• The end of a relationship is always a very difficult time

  • Saff Mitten offers some advice on what you can do if you are struggling with a relationship crisis

  • If you are experiencing relationship problems or have recently suffered a break up, you can find a therapist here 

When you are going through a relationship crisis and you don't know if the relationship is over, or if you are in fact dealing with the ending of a relationship, it's an incredibly difficult time. 

You may find yourself struggling to cope emotionally, which of course has an impact on your ability to deal with day-to-day life.

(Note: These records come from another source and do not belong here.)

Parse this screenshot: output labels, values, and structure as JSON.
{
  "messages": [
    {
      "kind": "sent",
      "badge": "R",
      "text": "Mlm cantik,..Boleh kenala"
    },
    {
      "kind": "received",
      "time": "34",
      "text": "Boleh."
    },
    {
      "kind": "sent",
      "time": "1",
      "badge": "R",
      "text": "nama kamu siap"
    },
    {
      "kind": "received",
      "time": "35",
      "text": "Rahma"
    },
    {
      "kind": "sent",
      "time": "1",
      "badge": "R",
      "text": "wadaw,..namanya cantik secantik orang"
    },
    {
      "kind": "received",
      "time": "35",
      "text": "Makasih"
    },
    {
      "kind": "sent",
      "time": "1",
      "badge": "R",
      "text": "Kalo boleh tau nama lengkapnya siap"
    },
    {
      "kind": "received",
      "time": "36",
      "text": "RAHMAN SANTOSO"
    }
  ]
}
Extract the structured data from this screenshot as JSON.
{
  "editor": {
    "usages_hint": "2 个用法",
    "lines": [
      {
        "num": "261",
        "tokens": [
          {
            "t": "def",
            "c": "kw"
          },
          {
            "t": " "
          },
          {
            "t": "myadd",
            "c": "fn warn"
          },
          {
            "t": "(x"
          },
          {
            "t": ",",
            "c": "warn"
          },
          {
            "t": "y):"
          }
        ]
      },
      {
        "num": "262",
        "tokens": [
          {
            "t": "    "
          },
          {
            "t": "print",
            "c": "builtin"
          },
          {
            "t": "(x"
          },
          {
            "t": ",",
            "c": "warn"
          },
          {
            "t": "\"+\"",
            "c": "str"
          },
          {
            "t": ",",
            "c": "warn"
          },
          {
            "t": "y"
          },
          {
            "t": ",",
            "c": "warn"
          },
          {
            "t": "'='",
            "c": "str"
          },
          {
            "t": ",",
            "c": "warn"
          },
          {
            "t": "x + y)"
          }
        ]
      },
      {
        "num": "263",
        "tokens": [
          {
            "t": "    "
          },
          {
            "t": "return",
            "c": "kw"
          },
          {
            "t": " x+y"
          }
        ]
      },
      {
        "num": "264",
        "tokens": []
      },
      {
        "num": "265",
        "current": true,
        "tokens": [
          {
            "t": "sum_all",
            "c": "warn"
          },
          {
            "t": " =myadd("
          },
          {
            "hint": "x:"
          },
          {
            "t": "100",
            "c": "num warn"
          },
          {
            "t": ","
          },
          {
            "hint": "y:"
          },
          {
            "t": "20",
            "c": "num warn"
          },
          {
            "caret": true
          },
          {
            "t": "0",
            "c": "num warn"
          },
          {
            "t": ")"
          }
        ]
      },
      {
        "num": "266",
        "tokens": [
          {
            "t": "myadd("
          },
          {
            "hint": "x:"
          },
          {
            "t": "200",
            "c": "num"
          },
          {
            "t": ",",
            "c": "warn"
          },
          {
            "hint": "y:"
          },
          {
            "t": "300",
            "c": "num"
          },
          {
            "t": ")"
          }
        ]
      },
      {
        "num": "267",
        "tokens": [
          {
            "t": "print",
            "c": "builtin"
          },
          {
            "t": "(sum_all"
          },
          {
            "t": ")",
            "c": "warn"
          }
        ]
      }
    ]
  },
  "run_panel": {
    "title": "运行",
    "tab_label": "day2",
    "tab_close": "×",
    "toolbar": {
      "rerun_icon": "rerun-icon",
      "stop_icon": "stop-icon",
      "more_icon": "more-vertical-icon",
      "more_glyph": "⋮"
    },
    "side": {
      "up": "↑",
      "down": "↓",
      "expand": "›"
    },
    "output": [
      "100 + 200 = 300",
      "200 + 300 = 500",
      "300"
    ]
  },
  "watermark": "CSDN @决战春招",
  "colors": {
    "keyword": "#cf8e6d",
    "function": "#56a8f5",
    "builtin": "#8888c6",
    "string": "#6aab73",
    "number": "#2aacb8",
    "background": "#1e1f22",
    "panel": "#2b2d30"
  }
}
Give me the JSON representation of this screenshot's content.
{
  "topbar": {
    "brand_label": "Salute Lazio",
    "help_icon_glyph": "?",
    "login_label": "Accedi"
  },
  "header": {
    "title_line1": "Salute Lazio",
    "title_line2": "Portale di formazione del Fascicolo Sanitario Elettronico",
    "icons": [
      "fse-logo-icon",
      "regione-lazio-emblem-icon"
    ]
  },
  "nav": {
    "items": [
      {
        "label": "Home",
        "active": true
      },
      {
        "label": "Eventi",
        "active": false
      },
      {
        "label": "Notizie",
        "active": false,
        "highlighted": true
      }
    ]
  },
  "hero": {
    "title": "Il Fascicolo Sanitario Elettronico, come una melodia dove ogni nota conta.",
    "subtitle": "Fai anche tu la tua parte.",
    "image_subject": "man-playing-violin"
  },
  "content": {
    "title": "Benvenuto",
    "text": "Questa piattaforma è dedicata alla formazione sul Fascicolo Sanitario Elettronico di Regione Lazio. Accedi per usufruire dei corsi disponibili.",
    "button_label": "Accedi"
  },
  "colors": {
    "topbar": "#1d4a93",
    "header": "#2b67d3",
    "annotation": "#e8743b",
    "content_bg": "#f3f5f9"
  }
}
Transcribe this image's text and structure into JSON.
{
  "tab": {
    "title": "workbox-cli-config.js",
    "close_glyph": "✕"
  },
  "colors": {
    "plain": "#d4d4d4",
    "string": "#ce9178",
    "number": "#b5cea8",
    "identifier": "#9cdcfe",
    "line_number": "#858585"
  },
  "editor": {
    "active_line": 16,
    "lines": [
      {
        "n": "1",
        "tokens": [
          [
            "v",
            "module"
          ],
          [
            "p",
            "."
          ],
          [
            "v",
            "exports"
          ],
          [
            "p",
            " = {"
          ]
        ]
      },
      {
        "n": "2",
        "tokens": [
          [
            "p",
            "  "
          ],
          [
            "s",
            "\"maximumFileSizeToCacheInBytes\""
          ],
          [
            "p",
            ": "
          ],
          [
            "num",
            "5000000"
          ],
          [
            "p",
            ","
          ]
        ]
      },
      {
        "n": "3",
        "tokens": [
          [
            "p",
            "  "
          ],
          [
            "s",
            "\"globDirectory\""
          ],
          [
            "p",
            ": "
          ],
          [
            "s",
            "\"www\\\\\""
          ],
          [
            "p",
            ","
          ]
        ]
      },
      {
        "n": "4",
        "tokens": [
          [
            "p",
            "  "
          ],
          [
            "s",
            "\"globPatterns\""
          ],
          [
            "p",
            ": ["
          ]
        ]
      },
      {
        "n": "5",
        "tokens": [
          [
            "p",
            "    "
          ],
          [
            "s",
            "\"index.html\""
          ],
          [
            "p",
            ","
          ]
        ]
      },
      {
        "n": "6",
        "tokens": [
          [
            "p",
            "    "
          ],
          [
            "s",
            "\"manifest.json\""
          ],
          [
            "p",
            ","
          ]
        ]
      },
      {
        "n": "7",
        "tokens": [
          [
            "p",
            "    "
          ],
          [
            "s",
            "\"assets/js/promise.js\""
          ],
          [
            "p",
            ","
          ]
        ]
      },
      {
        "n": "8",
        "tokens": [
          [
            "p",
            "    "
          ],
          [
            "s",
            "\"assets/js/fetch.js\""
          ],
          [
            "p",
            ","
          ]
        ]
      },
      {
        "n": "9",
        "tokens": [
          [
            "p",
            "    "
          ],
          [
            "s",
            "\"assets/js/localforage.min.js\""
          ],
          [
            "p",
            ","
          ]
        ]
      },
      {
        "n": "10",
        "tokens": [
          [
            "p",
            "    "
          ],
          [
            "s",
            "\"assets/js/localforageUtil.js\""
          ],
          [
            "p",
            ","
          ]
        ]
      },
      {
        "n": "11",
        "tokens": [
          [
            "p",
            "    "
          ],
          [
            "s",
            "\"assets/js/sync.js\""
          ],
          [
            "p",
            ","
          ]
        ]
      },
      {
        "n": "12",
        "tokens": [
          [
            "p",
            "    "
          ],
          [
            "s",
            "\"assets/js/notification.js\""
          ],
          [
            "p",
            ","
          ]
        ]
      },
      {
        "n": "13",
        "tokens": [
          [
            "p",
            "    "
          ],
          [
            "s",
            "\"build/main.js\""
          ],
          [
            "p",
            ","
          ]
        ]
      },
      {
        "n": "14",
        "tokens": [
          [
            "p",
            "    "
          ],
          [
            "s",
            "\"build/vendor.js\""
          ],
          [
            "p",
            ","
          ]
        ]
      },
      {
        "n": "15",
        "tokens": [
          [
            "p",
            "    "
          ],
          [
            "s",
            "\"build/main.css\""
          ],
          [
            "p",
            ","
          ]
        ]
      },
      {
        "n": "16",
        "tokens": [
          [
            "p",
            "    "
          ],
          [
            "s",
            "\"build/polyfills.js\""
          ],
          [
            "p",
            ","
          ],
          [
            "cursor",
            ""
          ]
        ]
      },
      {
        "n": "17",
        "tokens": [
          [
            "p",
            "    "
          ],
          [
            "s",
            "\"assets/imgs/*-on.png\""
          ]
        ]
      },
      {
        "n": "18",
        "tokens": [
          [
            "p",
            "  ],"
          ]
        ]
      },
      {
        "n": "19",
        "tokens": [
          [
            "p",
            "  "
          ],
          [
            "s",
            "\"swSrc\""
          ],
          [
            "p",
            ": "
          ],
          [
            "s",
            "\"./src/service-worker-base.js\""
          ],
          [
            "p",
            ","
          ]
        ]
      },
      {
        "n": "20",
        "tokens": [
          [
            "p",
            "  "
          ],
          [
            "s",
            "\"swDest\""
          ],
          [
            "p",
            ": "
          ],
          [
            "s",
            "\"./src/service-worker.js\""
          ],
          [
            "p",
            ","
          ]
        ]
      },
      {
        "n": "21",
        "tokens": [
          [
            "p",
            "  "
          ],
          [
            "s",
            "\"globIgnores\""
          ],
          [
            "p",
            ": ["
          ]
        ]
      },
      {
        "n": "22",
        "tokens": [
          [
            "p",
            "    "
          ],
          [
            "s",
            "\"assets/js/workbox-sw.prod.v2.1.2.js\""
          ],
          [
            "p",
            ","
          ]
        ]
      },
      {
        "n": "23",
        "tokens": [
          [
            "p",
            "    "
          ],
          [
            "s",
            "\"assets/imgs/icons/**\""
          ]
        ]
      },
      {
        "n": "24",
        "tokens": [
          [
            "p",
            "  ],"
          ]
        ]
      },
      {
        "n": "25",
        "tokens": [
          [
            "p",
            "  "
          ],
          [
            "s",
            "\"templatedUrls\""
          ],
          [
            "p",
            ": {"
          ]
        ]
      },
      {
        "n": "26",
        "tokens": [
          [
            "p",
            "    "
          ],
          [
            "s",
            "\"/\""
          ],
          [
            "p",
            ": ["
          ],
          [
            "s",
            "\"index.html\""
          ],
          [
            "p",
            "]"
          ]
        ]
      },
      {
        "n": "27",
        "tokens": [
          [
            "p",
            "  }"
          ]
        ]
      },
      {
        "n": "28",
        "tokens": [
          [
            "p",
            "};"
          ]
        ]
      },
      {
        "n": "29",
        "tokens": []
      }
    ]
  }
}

At such times, some people find they have trouble sleeping or eating, while others may start to over indulge with food as a way to stuff down the feelings and numb the pain. 

Some people start to drink more than usual to block out their feelings - something that inevitably makes them feel worse once the alcohol wears off. Some throw themselves into work and try not to think about what is going on in their personal lives, whilst others have real difficulty functioning as normal at work. Some find themselves feeling very anxious, even suffering from panic attacks, at the thought of the relationship finishing. While others may find their emotions are very changeable, one minute they may be feeling sad, the next they may be feeling angry. 

All of these reactions and a multitude of others are common reactions to what is a very traumatic situation.

How did we get here?

Even if there have been signs that things have been difficult for some time, often it comes as a big shock when things reach crisis point and one of you says maybe things should end. Dealing with this scenario and deciding together (if possible) whether to end the relationship or to try and work on things, can be difficult. There may be so many mixed emotions that it can be hard to see things clearly and gain some perspective on what the issues are, as well as what each of you wants and needs from a relationship and from each other.

What are you feeling and is it normal?

In these situations it's common to experience overwhelming waves of sadness, grief, hurt and pain. However, if you're the person who is facing being 'left', somewhere in the mix there is often also disbelief and anger, or even a feeling of betrayal that the person you have committed to is thinking about letting go of the relationship. 

While these feelings may be very valid, if you find yourself becoming angry and defensive as a result, this could get in the way of facilitating open communication to examine and discuss the problems that have brought you to this point. As such, expressing what you're feeling to your partner in the heat of the moment may only serve to create a bigger rift and cement the end of the relationship rather than opening up the potential to work things through (if that is an option you would like).

A role for therapy

So what can you do? Some people find couples counselling really beneficial, providing both parties are willing to seek therapy and want to work on the relationship. However, when things may feel very heated and antagonistic, not all couples are necessarily ready for this. 

If it doesn't feel suitable, individual counselling may be a better option. Why? Because you will have a space to be able to openly express all those feelings of betrayal, anger, hurt and other possibly less positive thoughts and feelings about your partner, within a safe and non-judgemental environment. This is something you can't always do with family or friends who may have an investment in the relationship and have views or opinions about you both. 

Often people find when they can express what they are feeling without judgement, their emotions may lessen in intensity and they can then start to examine what has gone wrong and what they would like to happen next, if there is a choice to be had. Therapy can also help you to cope with and work through any negative feelings that you may be having about yourself and your place in the world as a result of this relationship crisis. It's not uncommon at times like these for insecurities to surface and for people to find themselves asking: what is wrong with me? Am I unloveable? Am I a failure? 

Additionally, many people also find themselves feeling ashamed and worrying what others will think of them when they hear that they are experiencing problems. Similarly it's also quite common to feel scared that if the relationship ends you will never meet anybody else. Not surprisingly then, at such times many people describe feeling as though 'my world is going to end'. 

That may sound over dramatic but it's a genuine reaction to the trauma of a potential relationship break up. Just in the same way that grieving the end of a relationship is much like grieving the death of a loved one. It's impact cannot be overstated, and for each person the process may be different. Although it cannot make the pain and other emotions go away, therapy can help you feel supported whilst you work through this process and come out the other side - be that through coming to terms with the end of the relationship, learning from what went wrong and grieving the loss, or deciding to work on things with your partner and making positive inroads to improving the relationship you are in together.

A good therapist will work with you collaboratively, tailoring their approach to meet your individual needs and circumstances, and helping you work out how best to navigate your way through this time of crisis.

Further reading

How therapy helped me after a bad break up

Finding personal space in a couple relationship

Humanistic therapy helped me break harmful relationship patterns

Breaking up with a sociopath